imagine two groups of people. easy enough. now, imagine that they are at odds with one another. they don't agree on things; don't see eye to eye. imagine that this rift grows and endures for generations. children are taught (indoctrinated?) to disagree with the beliefs of the other group. are you thinking hatfields and mccoys yet? good. you're on the right track.
now imagine that the money and power at stake in this disagreement is monstrous. there are millions of people involved in this disagreement, both at macro and micro levels, and the two groups don't simply have a philosophical difference of opinion, but a downright contentious and stubborn refusal to listen to one another. just like me and my sisters when we were children, when one group says "yes," the other, instincively, says "no." and if the former switches and says "no," the latter completes the circle and changes to a vociferous "yes!"
it is oppositional.
it is fear-filled.
it is respect-less.
it is head-in-the-sand, feet-firmly-planted stubborness.
it is gridlock.
and it is american politics.
i am fascinated by politics, but am by no means an expert on the subject. it is a complex landscape, one in which i am easily lost and sidetracked. but one thing i am certain of: it is a broken scene. there is no trust. there is no common ground. there is only fear and hate and stubborn resistence. there is plenty of talk, but no room for hearing. there is plenty of front, but very little depth. there is plenty of love, but mostly for money and power.
enter a president. not just obama, any president. whether his neckties or her dress scarves are red or blue, it really doesn't matter. take the most gifted and inspirational leader, vote them into office, and watch them wither on the vine. watch their hair move from it's natural color to a thin and wiry gray. watch the skin under their eyes sag, and the lines in their face grow deep with worry. watch their ideas get mocked and ridiculed, shot down at every step. watch their every word be scrutinized, called too soft by one side and too reckless by the other. watch as their children see them torn apart and neutered by spin and scrutiny. watch as so-called "journalists" report only news that suits their interest, and in such a skewed way as to support their agenda, tickle their listeners' ears, and (hopefully) make more money to feed into the machine. watch as any leader - any would-be american giant - is cut down at the knees by that very machine.
on this day, as the supreme court makes a ruling about healthcare, and as we are full-swing into another political election season; as i listen to mitt romney gleefully proclaim that the "white house isn't sleeping well tonight," and as pundits everywhere get ready to either celebrate a victory or prepare to attack the decision piece by piece, i find myself somewhat, well, tired.

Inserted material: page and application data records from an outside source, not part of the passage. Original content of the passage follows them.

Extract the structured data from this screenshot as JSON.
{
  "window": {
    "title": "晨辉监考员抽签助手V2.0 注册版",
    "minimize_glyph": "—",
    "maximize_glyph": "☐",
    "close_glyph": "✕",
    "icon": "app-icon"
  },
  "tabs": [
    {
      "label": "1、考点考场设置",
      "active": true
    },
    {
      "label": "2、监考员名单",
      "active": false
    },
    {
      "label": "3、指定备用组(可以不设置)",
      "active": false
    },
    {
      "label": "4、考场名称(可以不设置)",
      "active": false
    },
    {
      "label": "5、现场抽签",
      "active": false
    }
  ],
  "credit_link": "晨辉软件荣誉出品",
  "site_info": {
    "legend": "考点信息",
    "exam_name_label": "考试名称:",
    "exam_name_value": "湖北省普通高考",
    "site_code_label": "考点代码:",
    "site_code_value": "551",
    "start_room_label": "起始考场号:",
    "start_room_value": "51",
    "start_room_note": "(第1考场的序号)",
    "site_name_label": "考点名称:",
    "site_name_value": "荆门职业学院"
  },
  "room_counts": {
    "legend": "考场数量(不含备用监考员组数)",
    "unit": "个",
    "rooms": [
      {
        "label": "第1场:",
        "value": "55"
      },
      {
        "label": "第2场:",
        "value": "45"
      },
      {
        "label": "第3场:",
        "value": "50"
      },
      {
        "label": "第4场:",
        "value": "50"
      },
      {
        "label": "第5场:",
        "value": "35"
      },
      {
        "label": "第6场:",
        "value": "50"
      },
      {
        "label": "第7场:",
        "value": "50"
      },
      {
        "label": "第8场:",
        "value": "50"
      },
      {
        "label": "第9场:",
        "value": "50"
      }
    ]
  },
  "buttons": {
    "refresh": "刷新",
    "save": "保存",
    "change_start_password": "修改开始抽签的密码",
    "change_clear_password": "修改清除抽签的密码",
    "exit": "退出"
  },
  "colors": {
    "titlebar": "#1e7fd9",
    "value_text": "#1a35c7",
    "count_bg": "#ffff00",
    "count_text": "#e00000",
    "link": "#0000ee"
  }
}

i am tired of an america that would rather attach mean-spirited stickers to the backs of their cars (a common one in this area: OBAMA - One Bad A** Mistake, America!) than give a leader a chance to lead. i am tired of a media that is way too loud, measured in 45-second segments, and devoid of the possibility for thoughtful discussion and real change. i understand the value of a two-party system, and the checks and balances that they naturally provide to one another. but i am weary of the staredown. i am tired of the tight-fist tug-of-war that is american politics, and tired of pretending that any president has any ability to do anything about it.
my sisters and i, by the way, are great friends today. we got past our oppositional years, when i would even complain that they were "breathing my air." we had to share backseats and bathrooms. we had to smile for family photos. we had to figure out a way to love each other even when we couldn't even stand each other. and we did. and we grew through it and we really love each other now. we still don't agree on everything, but we aren't defined by that.
even though i'm tired, i'm conjuring up the energy to make that my prayer: that we would somehow learn that we will never agree on everything, but that if we are going to stay a nation (family?), we will need to work through this and love each other.